The last two months has seen inflation fall off a cliff face much to the delight of consumers who’ve been suffering from falling real incomes for too long now, and continue to do so.
Wage inflation is still below the rising prices but as long as oil prices remain under pressure then we could see further falls. The declines in crude show just how much affect it has on the rate of inflation and consumers will be hoping that these price drops continue. You would never want them to go too far however and the worst case scenario would be deflation. We nearly suffered from declining prices back in the fallout from the banking crisis but thankfully did not, which would have made the recession even deeper than it was. The rate with which prices have fallen in the past couple of months, way more than the BOE had expected, does just raise the prospect that we might, in the worst case, see inflation fall to below the BOE’s target.
But a fall in crude prices may be good for one economy but it isn’t so good for others. Back in 2008 and 2009 when crude crashed from around $150 a barrel to almost as low as $30, the economies of those countries dependent on high oil prices suffered severely, in particular Russia which saw a booming economy slump into a very deep recession. For them crude prices below $100 a barrel are not a good thing, especially when “new” President Putin is so reliant on oil prices to remain high so he can implement his extensive spending plans. Brent and Nymex crude have been particularly volatile of recent and they remain a good indication of risk appetite. Interestingly whilst the FTSE and other indices have put on impressive gains so far this month, oil has declined over 6%.
So whilst the FTSE has seen a rise of over 5% so far in June it hasn’t been down to the types of heavyweight mining and energy stocks, which really have been very sluggish. This morning the FTSE is just in the red after a strong gain yesterday as investors wait to hear from what central banks have to say. The BOE releases the minutes of its latest interest rate decision and so we will want to hear what they have to say about the recent fall in inflation and the prospects for growth, but in particular whether it’s likely they’ll increase or do another round of QE. The major event today however is the FOMC later where expectations are that they will at least extend their operation twist, or even go a step further with a round of QE3. If we see neither then the bulls could be very disappointed.

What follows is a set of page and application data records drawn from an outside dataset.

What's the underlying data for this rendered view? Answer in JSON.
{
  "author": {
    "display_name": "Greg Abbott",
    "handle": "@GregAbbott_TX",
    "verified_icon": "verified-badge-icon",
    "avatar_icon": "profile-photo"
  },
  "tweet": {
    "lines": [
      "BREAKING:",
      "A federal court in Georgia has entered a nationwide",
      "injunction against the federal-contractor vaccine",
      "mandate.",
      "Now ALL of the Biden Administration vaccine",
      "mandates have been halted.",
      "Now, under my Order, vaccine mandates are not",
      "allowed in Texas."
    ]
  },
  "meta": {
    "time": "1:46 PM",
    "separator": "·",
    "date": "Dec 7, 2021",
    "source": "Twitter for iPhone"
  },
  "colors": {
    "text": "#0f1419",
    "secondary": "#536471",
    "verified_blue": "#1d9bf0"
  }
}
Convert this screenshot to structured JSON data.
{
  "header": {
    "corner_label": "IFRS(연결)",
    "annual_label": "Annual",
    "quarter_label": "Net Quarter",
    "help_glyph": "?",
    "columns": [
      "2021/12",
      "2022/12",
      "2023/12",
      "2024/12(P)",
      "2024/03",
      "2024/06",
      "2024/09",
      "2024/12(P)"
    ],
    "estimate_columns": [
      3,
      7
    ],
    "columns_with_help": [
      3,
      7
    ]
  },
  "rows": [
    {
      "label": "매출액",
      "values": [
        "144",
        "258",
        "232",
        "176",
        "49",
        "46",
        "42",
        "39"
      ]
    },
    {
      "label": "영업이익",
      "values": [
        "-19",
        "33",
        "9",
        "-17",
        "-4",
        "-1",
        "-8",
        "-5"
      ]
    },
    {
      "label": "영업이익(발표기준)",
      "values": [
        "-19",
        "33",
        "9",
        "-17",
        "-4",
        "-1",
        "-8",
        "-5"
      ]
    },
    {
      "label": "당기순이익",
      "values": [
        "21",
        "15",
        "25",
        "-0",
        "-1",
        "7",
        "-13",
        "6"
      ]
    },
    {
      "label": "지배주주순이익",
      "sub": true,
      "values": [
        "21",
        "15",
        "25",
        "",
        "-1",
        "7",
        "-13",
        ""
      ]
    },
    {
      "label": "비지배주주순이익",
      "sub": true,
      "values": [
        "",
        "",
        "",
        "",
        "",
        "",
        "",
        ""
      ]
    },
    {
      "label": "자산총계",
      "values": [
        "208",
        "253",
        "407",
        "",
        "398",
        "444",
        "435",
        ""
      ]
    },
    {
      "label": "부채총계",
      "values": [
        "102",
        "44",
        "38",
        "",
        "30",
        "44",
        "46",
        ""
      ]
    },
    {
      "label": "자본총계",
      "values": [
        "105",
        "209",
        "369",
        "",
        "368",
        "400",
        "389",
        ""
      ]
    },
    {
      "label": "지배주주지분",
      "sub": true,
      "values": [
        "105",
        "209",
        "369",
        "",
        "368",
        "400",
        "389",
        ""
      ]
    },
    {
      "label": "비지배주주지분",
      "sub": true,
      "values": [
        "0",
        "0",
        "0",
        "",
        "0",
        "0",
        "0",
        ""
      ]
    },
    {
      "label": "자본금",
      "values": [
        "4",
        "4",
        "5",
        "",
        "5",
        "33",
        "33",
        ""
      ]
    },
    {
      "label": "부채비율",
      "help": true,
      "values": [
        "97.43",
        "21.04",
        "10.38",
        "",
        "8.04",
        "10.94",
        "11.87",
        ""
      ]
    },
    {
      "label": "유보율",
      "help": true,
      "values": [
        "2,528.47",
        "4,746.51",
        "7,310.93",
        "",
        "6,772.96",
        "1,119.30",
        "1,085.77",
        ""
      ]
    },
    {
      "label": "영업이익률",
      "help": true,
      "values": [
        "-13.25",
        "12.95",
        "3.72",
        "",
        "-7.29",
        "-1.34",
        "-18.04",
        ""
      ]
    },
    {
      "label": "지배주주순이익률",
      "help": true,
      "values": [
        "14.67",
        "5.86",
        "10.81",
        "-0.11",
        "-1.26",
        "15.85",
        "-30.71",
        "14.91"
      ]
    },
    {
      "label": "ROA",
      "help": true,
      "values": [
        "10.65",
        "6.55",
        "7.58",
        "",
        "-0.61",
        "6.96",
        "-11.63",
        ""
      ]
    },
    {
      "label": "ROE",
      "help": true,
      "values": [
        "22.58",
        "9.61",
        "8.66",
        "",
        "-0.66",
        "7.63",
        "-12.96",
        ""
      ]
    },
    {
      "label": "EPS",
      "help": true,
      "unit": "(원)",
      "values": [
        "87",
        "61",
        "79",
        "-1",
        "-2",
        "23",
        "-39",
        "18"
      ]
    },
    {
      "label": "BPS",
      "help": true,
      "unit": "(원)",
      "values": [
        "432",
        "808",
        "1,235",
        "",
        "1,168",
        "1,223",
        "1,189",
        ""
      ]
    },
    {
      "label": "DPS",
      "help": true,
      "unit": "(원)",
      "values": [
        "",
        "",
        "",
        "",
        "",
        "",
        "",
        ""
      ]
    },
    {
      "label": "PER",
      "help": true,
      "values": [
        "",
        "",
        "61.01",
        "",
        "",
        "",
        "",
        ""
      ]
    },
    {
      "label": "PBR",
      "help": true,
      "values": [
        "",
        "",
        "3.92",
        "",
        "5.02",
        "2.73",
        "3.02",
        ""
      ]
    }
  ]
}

As mentioned this ongoing turmoil in the eurozone crisis may convince the Fed to extend operation twist, selling short term debt and buying long term bonds at its meeting due to start later today. In turn that speculation supported a rally in the Dow Jones yesterday and in the last few days the markets have been entertaining the idea of more stimulus.
Despite some surprise weak figures on the German economic sentiment, the euro rose 113 pips to 1.2688 yesterday in anticipation the Fed will pledge more measures to stimulate the US economy. At the same time a world leaders’ summit in Mexico was also a supportive feature as it promised more coordinated action around the globe to boost growth.
In the face of a lower greenback which usually brings in additional buying power, gold prices lost $9.27 to $1617.50.Somewhat odd for the decline is also the expectation the Fed will announce another round of monetary easing, a bullish feature for the precious metal seen as an alternative asset.
A surge in equity markets coupled with a lower US dollar drove the WTI crude prices 97 cents higher to $84.03. By and large, widespread expectations the Federal Reserve might take actions to spur economic growth was behind it. In the meantime, the weekly inventories statistics will also be in the focus and could offer some extra hints on the next possible direction for the energy complex, but already this morning we are seeing a little risk aversion as Brent dips below $95 at the time of writing.